We spend a lot of time bearing weight on our lower extremities, so it’s no surprise that foot and ankle pain becomes a common problem with age. If you’re experiencing pain in your feet and ankles, James Cottom, DPM, FACFAS a foot and ankle specialist at Florida Orthopedic Foot and Ankle Center, provides helpful answers to your questions and concerns.

What are the most common ankle issues?

Not all ankle pain is created equal. Some pain may be due to wear and tear on the tendons and joints, arthritis or traumatic injury. The most common kinds of ankle pain that Dr. Cottom treats are ankle sprains, Achilles tendon pain and cases of arthritis. Sprain injuries are typically caused by twisting or inversion to the ankle, and often occur with a sudden fall, a misplaced step or other trauma. Chronic pain, on the other hand, can often be a sign of arthritis.

However, telling the difference between the types of foot and ankle pain can be challenging. The foot and ankle alone consist of 28 bones and 33 joints, not to mention muscles, tendons and ligaments. This makes it especially important to properly evaluate each patient. “For serious cases of pain or discomfort, an MRI or CT scan may be necessary beyond X-rays and a physical exam,” Dr. Cottom says.

How do I keep my feet and ankles healthy and pain-free?

We bear weight on our feet and ankles every day – whether we’re at work, exercising or standing in line at the store. According to Dr. Cottom, maintaining foot and ankle health can be as simple as seeing a specialist when you’re first experiencing an issue. “It is often very easy to calm most pain or injuries down if we get to treat them right away,” he says. “We want to avoid chronic injuries and often, in these situations, more extensive treatment may be warranted.”

In most cases, Dr. Cottom prefers to explore all available options before turning toward surgery. We like to start with conservative, in-office treatment in almost all situations,” he says. “If a patient does not respond to that treatment, then we have the option of looking into something more involved.”

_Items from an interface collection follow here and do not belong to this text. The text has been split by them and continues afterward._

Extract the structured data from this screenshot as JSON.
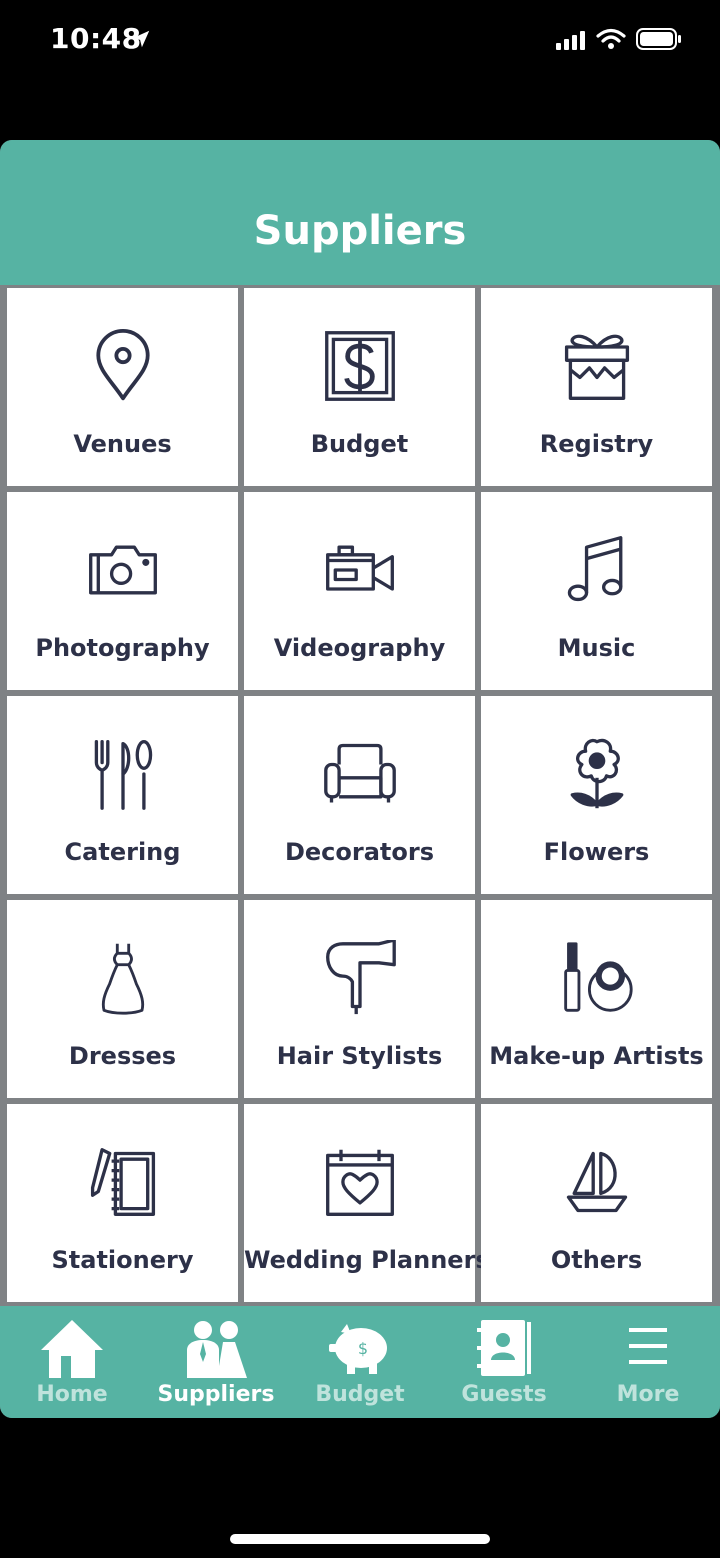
{
  "status_bar": {
    "time": "10:48",
    "icons": [
      "location-arrow-icon",
      "signal-icon",
      "wifi-icon",
      "battery-icon"
    ]
  },
  "header": {
    "title": "Suppliers"
  },
  "categories": [
    {
      "label": "Venues",
      "icon": "map-pin-icon"
    },
    {
      "label": "Budget",
      "icon": "dollar-frame-icon"
    },
    {
      "label": "Registry",
      "icon": "gift-box-icon"
    },
    {
      "label": "Photography",
      "icon": "camera-icon"
    },
    {
      "label": "Videography",
      "icon": "video-camera-icon"
    },
    {
      "label": "Music",
      "icon": "music-note-icon"
    },
    {
      "label": "Catering",
      "icon": "cutlery-icon"
    },
    {
      "label": "Decorators",
      "icon": "armchair-icon"
    },
    {
      "label": "Flowers",
      "icon": "flower-icon"
    },
    {
      "label": "Dresses",
      "icon": "dress-icon"
    },
    {
      "label": "Hair Stylists",
      "icon": "hair-dryer-icon"
    },
    {
      "label": "Make-up Artists",
      "icon": "makeup-icon"
    },
    {
      "label": "Stationery",
      "icon": "notebook-pencil-icon"
    },
    {
      "label": "Wedding Planners",
      "icon": "calendar-heart-icon"
    },
    {
      "label": "Others",
      "icon": "sailboat-icon"
    }
  ],
  "tabbar": {
    "active": "Suppliers",
    "tabs": [
      {
        "label": "Home",
        "icon": "house-icon"
      },
      {
        "label": "Suppliers",
        "icon": "couple-icon"
      },
      {
        "label": "Budget",
        "icon": "piggy-bank-icon"
      },
      {
        "label": "Guests",
        "icon": "contacts-book-icon"
      },
      {
        "label": "More",
        "icon": "hamburger-menu-icon"
      }
    ]
  },
  "colors": {
    "header_bg": "#56b3a3",
    "grid_divider": "#7f8285",
    "tile_bg": "#ffffff",
    "icon_label": "#2d3148",
    "tab_inactive": "#bfe3dc",
    "tab_active": "#ffffff"
  }
}
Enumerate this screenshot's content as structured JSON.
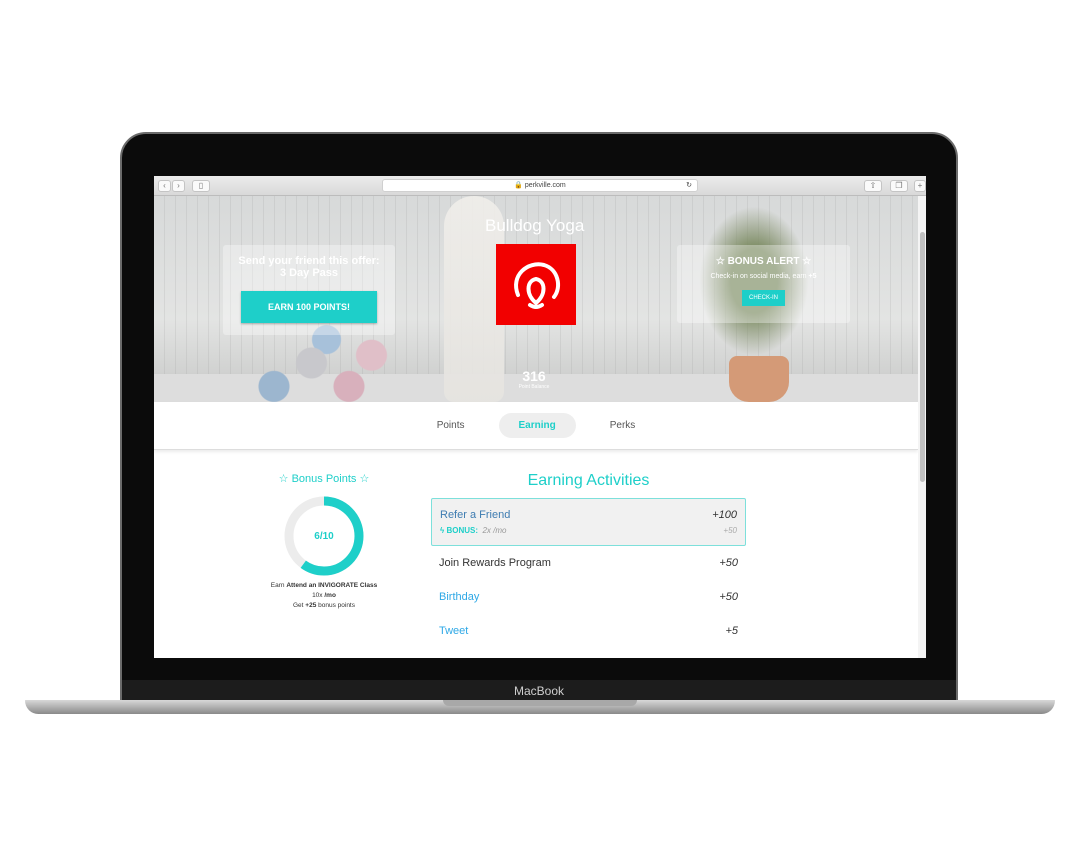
{
  "device": {
    "label": "MacBook"
  },
  "browser": {
    "url": "perkville.com"
  },
  "hero": {
    "business_name": "Bulldog Yoga",
    "offer_title": "Send your friend this offer:",
    "offer_name": "3 Day Pass",
    "offer_button": "EARN 100 POINTS!",
    "alert_title": "☆ BONUS ALERT ☆",
    "alert_text": "Check-in on social media, earn",
    "alert_points": "+5",
    "alert_button": "CHECK-IN",
    "point_balance": "316",
    "point_balance_label": "Point Balance",
    "logo_color": "#f20000"
  },
  "tabs": [
    {
      "label": "Points"
    },
    {
      "label": "Earning",
      "active": true
    },
    {
      "label": "Perks"
    }
  ],
  "bonus": {
    "title": "☆ Bonus Points ☆",
    "progress_label": "6/10",
    "progress": 0.6,
    "earn_prefix": "Earn",
    "activity": "Attend an INVIGORATE Class",
    "freq_count": "10x",
    "freq_unit": "/mo",
    "get_prefix": "Get",
    "bonus_pts": "+25",
    "get_suffix": "bonus points"
  },
  "activities": {
    "title": "Earning Activities",
    "items": [
      {
        "name": "Refer a Friend",
        "points": "+100",
        "bonus_label": "BONUS:",
        "bonus_freq": "2x /mo",
        "bonus_points": "+50"
      },
      {
        "name": "Join Rewards Program",
        "points": "+50"
      },
      {
        "name": "Birthday",
        "points": "+50"
      },
      {
        "name": "Tweet",
        "points": "+5"
      }
    ]
  },
  "colors": {
    "accent": "#1ecfc9",
    "link": "#2ea8e6"
  }
}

What should I look for in a specialist?

“When deciding on a foot and ankle specialist, I would encourage patients to look for a physician with fellowship experience,” says Dr. Cottom. “A fellowship is unique in that the physician completed extra training in foot and ankle treatment, including surgery. There’s a low percentage of foot and ankle physicians who have actually completed a fellowship after residency training.” Dr. Cottom completed a yearlong orthopedic foot and ankle fellowship at the prestigious Orthopedic Foot and Ankle Center in Columbus, Ohio, under the mentorship of orthopedic/podiatric foot and ankle surgeons.

Do yourself, and your lower extremities, a favor by looking out for foot and ankle pain — and if it starts, see a specialist. The rest of your body will thank you.